4. Resolve not to call them. Does anyone really like cold calls? Honestly, no. Reporters are no exception. If you’ve set up a time to talk, of course, that’s fine. This is about cold calling them re: a pitch you sent. If you didn’t hear back, most likely, they weren’t interested. Calling them isn’t going to improve these odds—it will only hurt your future chances of getting their attention.  So don’t cold call—unless you absolutely must. Make it the exception, not the rule.

5. Resolve to include more “meat” in your pitches. This doesn’t mean make the pitches longer. And, it doesn’t mean include a bunch of industry jargon.

Just get to the point—no one has time to read through lengthy emails to try to figure out what you were trying to say. But, do resolve to include some data such as time or money saved by using your product—or perhaps stats that support why your product or service is important. If you don’t have your own data, cite another source. With a little research, you can make your pitch more compelling, which will help it stand out from the crowd.

6. Resolve to hold the attachments.
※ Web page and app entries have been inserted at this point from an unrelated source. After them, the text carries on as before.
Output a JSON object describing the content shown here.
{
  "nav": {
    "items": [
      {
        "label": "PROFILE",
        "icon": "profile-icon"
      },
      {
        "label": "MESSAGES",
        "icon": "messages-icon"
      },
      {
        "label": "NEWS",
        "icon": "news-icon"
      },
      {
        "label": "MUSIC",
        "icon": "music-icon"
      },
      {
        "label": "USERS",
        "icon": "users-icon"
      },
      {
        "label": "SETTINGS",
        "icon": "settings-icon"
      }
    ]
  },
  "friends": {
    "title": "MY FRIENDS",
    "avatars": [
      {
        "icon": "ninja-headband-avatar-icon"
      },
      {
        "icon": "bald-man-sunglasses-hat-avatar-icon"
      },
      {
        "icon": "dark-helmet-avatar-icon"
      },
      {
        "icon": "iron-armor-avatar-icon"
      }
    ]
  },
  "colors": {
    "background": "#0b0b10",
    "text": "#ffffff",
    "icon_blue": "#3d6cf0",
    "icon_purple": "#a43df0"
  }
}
This one seems obvious—but for some reason, PR practitioners continue to make the mistake of sending attachments to reporters. The only reason to send an attachment is if the reporter knows you’re sending it. If they requested something, like a photo or infographic, sure, it’s OK to attach and send. But you should _never_--and I repeat—NEVER—send attachments with an initial pitch. First, they have no time or interest in opening them—second, there are viruses out there. ‘Nuff said.

7. Resolve to make them feel appreciated. Remember that reporters are people, too. They’re not just a conduit for you to achieve your goals. So, show them your appreciation by taking care of them—honor their deadlines, get them what they need and always go the extra mile. Treat them with care and respect. Follow them on social, like and share their stuff (even if it’s not about your client). Maybe even say “thank you” once in a while.

If you follow these tips, chances are 2016 will be a very happy—and successful—new year for you!

Michelle Messenger Garrett is a public relations consultant, speaker and award-winning writer with more than 20 years of agency, corporate, startup and Silicon Valley experience. She works with clients ranging from small businesses to enterprises such as Adobe and HP, assisting them in crafting and carrying out a PR strategy to help them get the word out, get noticed and increase visibility, prospects and sales.
Photo: 2016 resolutions via Shutterstock

About the author

Freelance writer. PR consultant. Top 100 #PR influencer. Blogger @PRDaily, @Meltwater, @MuckRack. Social media nerd. Coffeeaholic. #Tech | #B2B | #Smallbiz

Signup for the Muck Rack Daily email

A digest of journalism, written by journalists, delivered to your inbox daily.